With regard to training, Secretary Gates said: "The real challenge is providing training to 2.2 million people." He added: "We will do that as expeditiously as we can." When President Obama signed legislation authorizing the repeal of "don't ask, don't tell" last month, he said that the transition would take place "swiftly and efficiently."
Secretary Gates' support for implementing repeal quickly is consistent with existing research which finds that swift implementation is key to avoiding disruptions once a decision is made to repeal a gay ban. A 1993 RAND Corporation report on gays in the military recommends that leaders, "Act quickly: Lessons from the implementation literature suggest that the new policy regarding homosexuals in the military should be decided upon and implemented as quickly as possible."
A recent Palm Center study outlines tools such as on-demand, computer-based learning that the Pentagon uses to train troops including those in deployed settings. The study found that in most cases, Pentagon leaders train service members concurrently with the implementation of new policy, and do not wait until training is complete to institute a change in rules. Approximately ten percent of military personnel currently are deployed in Middle East combat zones.
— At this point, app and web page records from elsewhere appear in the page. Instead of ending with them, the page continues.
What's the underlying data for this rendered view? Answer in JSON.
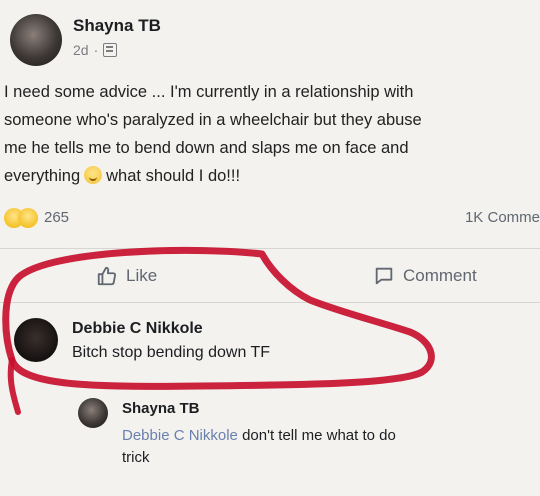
{
  "post": {
    "author": "Shayna TB",
    "time": "2d",
    "separator": "·",
    "text_line1": "I need some advice ... I'm currently in a relationship with",
    "text_line2": "someone who's paralyzed in a wheelchair but they abuse",
    "text_line3": "me he tells me to bend down and slaps me on face and",
    "text_line4a": "everything",
    "text_line4b": "what should I do!!!",
    "reaction_count": "265",
    "comments_count": "1K Comme"
  },
  "actions": {
    "like_label": "Like",
    "comment_label": "Comment"
  },
  "comments": [
    {
      "author": "Debbie C Nikkole",
      "text": "Bitch stop bending down TF"
    }
  ],
  "reply": {
    "author": "Shayna TB",
    "mention": "Debbie C Nikkole",
    "text_line1": "don't tell me what to do",
    "text_line2": "trick"
  },
  "colors": {
    "annotation": "#c8102e",
    "mention": "#6a80ad",
    "muted": "#606770"
  }
}
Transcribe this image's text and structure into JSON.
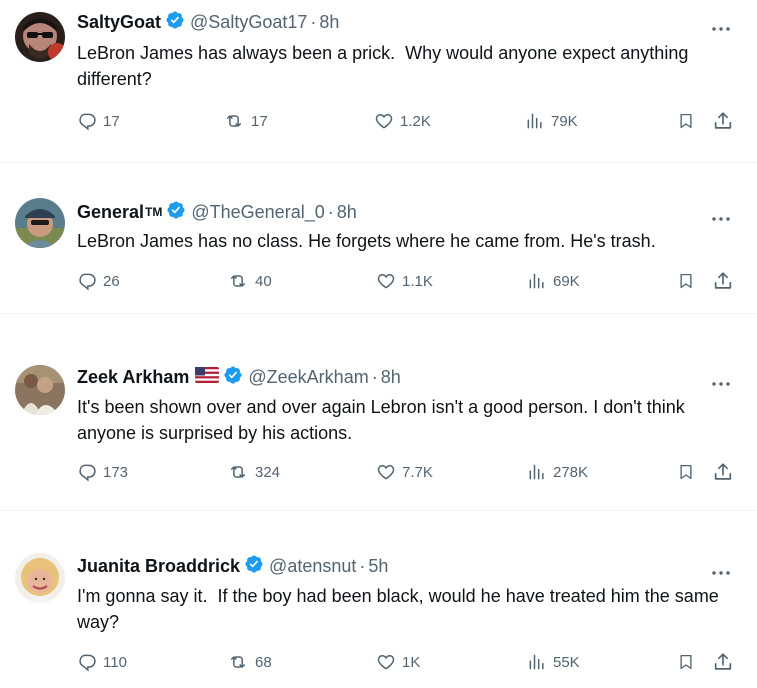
{
  "colors": {
    "verified": "#1d9bf0",
    "text": "#0f1419",
    "muted": "#536471",
    "divider": "#eff3f4"
  },
  "icons": {
    "reply": "reply-icon",
    "repost": "repost-icon",
    "like": "heart-icon",
    "views": "views-icon",
    "bookmark": "bookmark-icon",
    "share": "share-icon",
    "more": "more-icon",
    "verified": "verified-badge-icon"
  },
  "tweets": [
    {
      "name": "SaltyGoat",
      "handle": "@SaltyGoat17",
      "separator": "·",
      "time": "8h",
      "text": "LeBron James has always been a prick.  Why would anyone expect anything different?",
      "replies": "17",
      "reposts": "17",
      "likes": "1.2K",
      "views": "79K"
    },
    {
      "name": "General",
      "name_suffix": "TM",
      "handle": "@TheGeneral_0",
      "separator": "·",
      "time": "8h",
      "text": "LeBron James has no class. He forgets where he came from. He's trash.",
      "replies": "26",
      "reposts": "40",
      "likes": "1.1K",
      "views": "69K"
    },
    {
      "name": "Zeek Arkham",
      "handle": "@ZeekArkham",
      "separator": "·",
      "time": "8h",
      "text": "It's been shown over and over again Lebron isn't a good person. I don't think anyone is surprised by his actions.",
      "replies": "173",
      "reposts": "324",
      "likes": "7.7K",
      "views": "278K"
    },
    {
      "name": "Juanita Broaddrick",
      "handle": "@atensnut",
      "separator": "·",
      "time": "5h",
      "text": "I'm gonna say it.  If the boy had been black, would he have treated him the same way?",
      "replies": "110",
      "reposts": "68",
      "likes": "1K",
      "views": "55K"
    }
  ]
}
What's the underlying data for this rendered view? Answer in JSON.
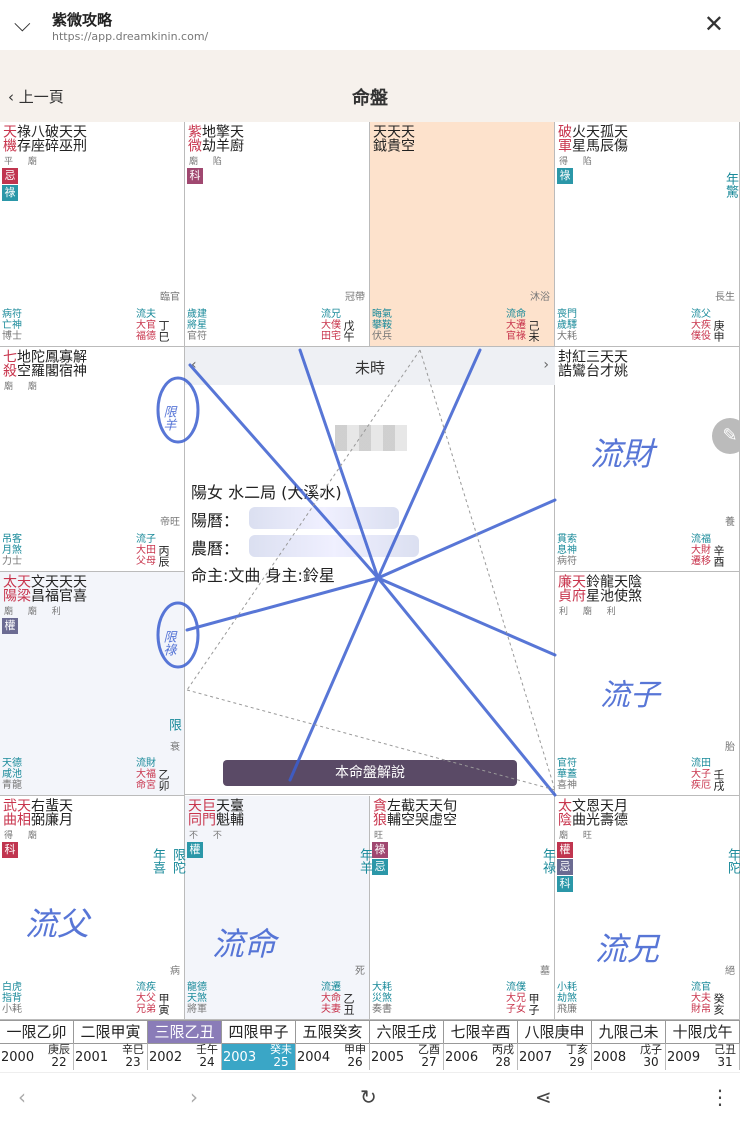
{
  "browser": {
    "title": "紫微攻略",
    "url": "https://app.dreamkinin.com/"
  },
  "header": {
    "back_label": "上一頁",
    "title": "命盤"
  },
  "center": {
    "time": "未時",
    "line1": "陽女 水二局 (大溪水)",
    "solar_label": "陽曆：",
    "lunar_label": "農曆：",
    "master": "命主:文曲 身主:鈴星",
    "button": "本命盤解說"
  },
  "handwriting": {
    "a": "流財",
    "b": "流子",
    "c": "流父",
    "d": "流命",
    "e": "流兄",
    "limit_yang": "限羊",
    "limit_lu": "限祿"
  },
  "palaces": [
    {
      "stars": [
        [
          "天機",
          "mj"
        ],
        [
          "祿存",
          "mn"
        ],
        [
          "八座",
          "mn"
        ],
        [
          "破碎",
          "mn"
        ],
        [
          "天巫",
          "mn"
        ],
        [
          "天刑",
          "mn"
        ]
      ],
      "bright": "平 廟",
      "badges": [
        [
          "忌",
          "b-ji"
        ],
        [
          "祿",
          "b-lu"
        ]
      ],
      "bl": [
        "病符",
        "亡神",
        "博士"
      ],
      "br_gods": [
        "流夫",
        "大官"
      ],
      "br_palace": "福德",
      "br_gz": "丁巳",
      "stage": "臨官"
    },
    {
      "stars": [
        [
          "紫微",
          "mj"
        ],
        [
          "地劫",
          "mn"
        ],
        [
          "擎羊",
          "mn"
        ],
        [
          "天廚",
          "mn"
        ]
      ],
      "bright": "廟 陷",
      "badges": [
        [
          "科",
          "b-ke"
        ]
      ],
      "bl": [
        "歲建",
        "將星",
        "官符"
      ],
      "br_gods": [
        "流兄",
        "大僕"
      ],
      "br_palace": "田宅",
      "br_gz": "戊午",
      "stage": "冠帶"
    },
    {
      "stars": [
        [
          "天鉞",
          "mn"
        ],
        [
          "天貴",
          "mn"
        ],
        [
          "天空",
          "mn"
        ]
      ],
      "bright": "",
      "badges": [],
      "bl": [
        "晦氣",
        "攀鞍",
        "伏兵"
      ],
      "br_gods": [
        "流命",
        "大遷"
      ],
      "br_palace": "官祿",
      "br_gz": "己未",
      "stage": "沐浴"
    },
    {
      "stars": [
        [
          "破軍",
          "mj"
        ],
        [
          "火星",
          "mn"
        ],
        [
          "天馬",
          "mn"
        ],
        [
          "孤辰",
          "mn"
        ],
        [
          "天傷",
          "mn"
        ]
      ],
      "bright": "得 陷",
      "badges": [
        [
          "祿",
          "b-lu"
        ]
      ],
      "bl": [
        "喪門",
        "歲驛",
        "大耗"
      ],
      "br_gods": [
        "流父",
        "大疾"
      ],
      "br_palace": "僕役",
      "br_gz": "庚申",
      "stage": "長生"
    },
    {
      "stars": [
        [
          "七殺",
          "mj"
        ],
        [
          "地空",
          "mn"
        ],
        [
          "陀羅",
          "mn"
        ],
        [
          "鳳閣",
          "mn"
        ],
        [
          "寡宿",
          "mn"
        ],
        [
          "解神",
          "mn"
        ]
      ],
      "bright": "廟 廟",
      "badges": [],
      "bl": [
        "吊客",
        "月煞",
        "力士"
      ],
      "br_gods": [
        "流子",
        "大田"
      ],
      "br_palace": "父母",
      "br_gz": "丙辰",
      "stage": "帝旺"
    },
    {
      "stars": [
        [
          "封誥",
          "mn"
        ],
        [
          "紅鸞",
          "mn"
        ],
        [
          "三台",
          "mn"
        ],
        [
          "天才",
          "mn"
        ],
        [
          "天姚",
          "mn"
        ]
      ],
      "bright": "",
      "badges": [],
      "bl": [
        "貫索",
        "息神",
        "病符"
      ],
      "br_gods": [
        "流福",
        "大財"
      ],
      "br_palace": "遷移",
      "br_gz": "辛酉",
      "stage": "養"
    },
    {
      "stars": [
        [
          "太陽",
          "mj"
        ],
        [
          "天梁",
          "mj"
        ],
        [
          "文昌",
          "mn"
        ],
        [
          "天福",
          "mn"
        ],
        [
          "天官",
          "mn"
        ],
        [
          "天喜",
          "mn"
        ]
      ],
      "bright": "廟 廟 利",
      "badges": [
        [
          "權",
          "b-quan"
        ]
      ],
      "bl": [
        "天德",
        "咸池",
        "青龍"
      ],
      "br_gods": [
        "流財",
        "大福"
      ],
      "br_palace": "命宮",
      "br_gz": "乙卯",
      "stage": "衰"
    },
    {
      "stars": [
        [
          "廉貞",
          "mj"
        ],
        [
          "天府",
          "mj"
        ],
        [
          "鈴星",
          "mn"
        ],
        [
          "龍池",
          "mn"
        ],
        [
          "天使",
          "mn"
        ],
        [
          "陰煞",
          "mn"
        ]
      ],
      "bright": "利 廟 利",
      "badges": [],
      "bl": [
        "官符",
        "華蓋",
        "喜神"
      ],
      "br_gods": [
        "流田",
        "大子"
      ],
      "br_palace": "疾厄",
      "br_gz": "壬戌",
      "stage": "胎"
    },
    {
      "stars": [
        [
          "武曲",
          "mj"
        ],
        [
          "天相",
          "mj"
        ],
        [
          "右弼",
          "mn"
        ],
        [
          "蜚廉",
          "mn"
        ],
        [
          "天月",
          "mn"
        ]
      ],
      "bright": "得 廟",
      "badges": [
        [
          "科",
          "b-ji"
        ]
      ],
      "bl": [
        "白虎",
        "指背",
        "小耗"
      ],
      "br_gods": [
        "流疾",
        "大父"
      ],
      "br_palace": "兄弟",
      "br_gz": "甲寅",
      "stage": "病"
    },
    {
      "stars": [
        [
          "天同",
          "mj"
        ],
        [
          "巨門",
          "mj"
        ],
        [
          "天魁",
          "mn"
        ],
        [
          "臺輔",
          "mn"
        ]
      ],
      "bright": "不 不",
      "badges": [
        [
          "權",
          "b-lu"
        ]
      ],
      "bl": [
        "龍德",
        "天煞",
        "將軍"
      ],
      "br_gods": [
        "流遷",
        "大命"
      ],
      "br_palace": "夫妻",
      "br_gz": "乙丑",
      "stage": "死"
    },
    {
      "stars": [
        [
          "貪狼",
          "mj"
        ],
        [
          "左輔",
          "mn"
        ],
        [
          "截空",
          "mn"
        ],
        [
          "天哭",
          "mn"
        ],
        [
          "天虛",
          "mn"
        ],
        [
          "旬空",
          "mn"
        ]
      ],
      "bright": "旺",
      "badges": [
        [
          "祿",
          "b-ke"
        ],
        [
          "忌",
          "b-lu"
        ]
      ],
      "bl": [
        "大耗",
        "災煞",
        "奏書"
      ],
      "br_gods": [
        "流僕",
        "大兄"
      ],
      "br_palace": "子女",
      "br_gz": "甲子",
      "stage": "墓"
    },
    {
      "stars": [
        [
          "太陰",
          "mj"
        ],
        [
          "文曲",
          "mn"
        ],
        [
          "恩光",
          "mn"
        ],
        [
          "天壽",
          "mn"
        ],
        [
          "月德",
          "mn"
        ]
      ],
      "bright": "廟 旺",
      "badges": [
        [
          "權",
          "b-ji"
        ],
        [
          "忌",
          "b-quan"
        ],
        [
          "科",
          "b-lu"
        ]
      ],
      "bl": [
        "小耗",
        "劫煞",
        "飛廉"
      ],
      "br_gods": [
        "流官",
        "大夫"
      ],
      "br_palace": "財帛",
      "br_gz": "癸亥",
      "stage": "絕"
    }
  ],
  "notes": {
    "p3": "年驚",
    "p8a": "年喜",
    "p8b": "限陀",
    "p9": "年羊",
    "p10": "年祿",
    "p11": "年陀",
    "p6": "限"
  },
  "limits": {
    "top": [
      "一限乙卯",
      "二限甲寅",
      "三限乙丑",
      "四限甲子",
      "五限癸亥",
      "六限壬戌",
      "七限辛酉",
      "八限庚申",
      "九限己未",
      "十限戊午"
    ],
    "years": [
      "2000",
      "2001",
      "2002",
      "2003",
      "2004",
      "2005",
      "2006",
      "2007",
      "2008",
      "2009"
    ],
    "gz": [
      "庚辰",
      "辛巳",
      "壬午",
      "癸未",
      "甲申",
      "乙酉",
      "丙戌",
      "丁亥",
      "戊子",
      "己丑"
    ],
    "age": [
      "22",
      "23",
      "24",
      "25",
      "26",
      "27",
      "28",
      "29",
      "30",
      "31"
    ]
  },
  "icons": {
    "back_nav": "chevron-left-icon",
    "forward_nav": "chevron-right-icon",
    "reload": "reload-icon",
    "share": "share-icon",
    "more": "more-icon"
  }
}
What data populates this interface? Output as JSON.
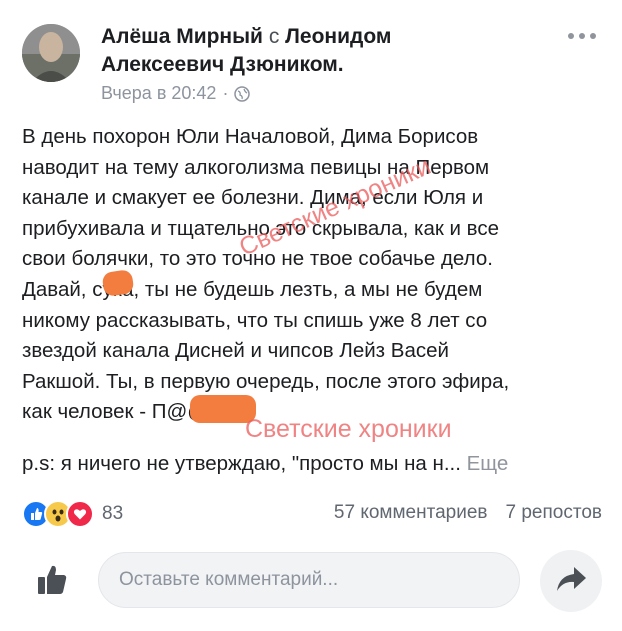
{
  "post": {
    "author": "Алёша Мирный",
    "with_word": "с",
    "tagged": "Леонидом",
    "tagged_line2": "Алексеевич Дзюником.",
    "timestamp": "Вчера в 20:42",
    "dot": "·",
    "privacy_icon": "globe-icon",
    "more_icon": "more-horizontal-icon",
    "text_lines": [
      "В день похорон Юли Началовой, Дима Борисов",
      "наводит на тему алкоголизма певицы на Первом",
      "канале и смакует ее болезни. Дима, если Юля и",
      "прибухивала и тщательно это скрывала, как и все",
      "свои болячки, то это точно не твое собачье дело.",
      "Давай, сука, ты не будешь лезть, а мы не будем",
      "никому рассказывать, что ты спишь уже 8 лет со",
      "звездой канала Дисней и чипсов Лейз Васей",
      "Ракшой. Ты, в первую очередь, после этого эфира,",
      "как человек - П@@Р!"
    ],
    "ps_text": "p.s:  я ничего не утверждаю, \"просто мы на н...",
    "more_link": "Еще"
  },
  "watermark": "Светские хроники",
  "reactions": {
    "icons": [
      "like-icon",
      "wow-icon",
      "love-icon"
    ],
    "count": "83",
    "comments": "57 комментариев",
    "shares": "7 репостов"
  },
  "composer": {
    "placeholder": "Оставьте комментарий..."
  },
  "colors": {
    "text": "#1c1e21",
    "meta": "#8d949e",
    "like_blue": "#1877f2",
    "love_red": "#f0284a",
    "wow_yellow": "#f7c94b",
    "censor_orange": "#f27d3e",
    "watermark": "#eb5a5a"
  }
}
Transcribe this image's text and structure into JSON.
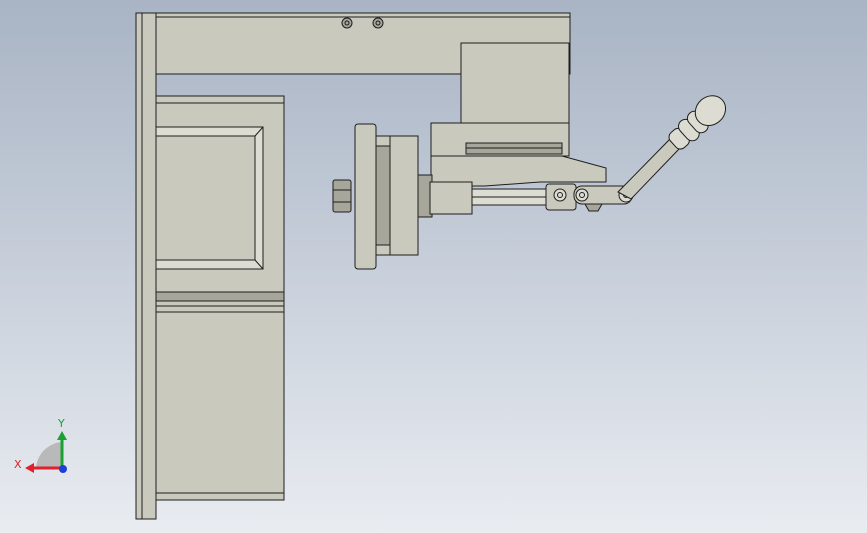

Aaron Belkin, Director of the Palm Center, added: "The existing research is clear and consistent about how to minimize any confusion resulting from the end of a gay ban: implement the decision quickly and clearly. President Obama's call for a swift repeal process, and Secretary Gates' vision of expeditious training are the signs of real leadership, and are important steps in the right direction."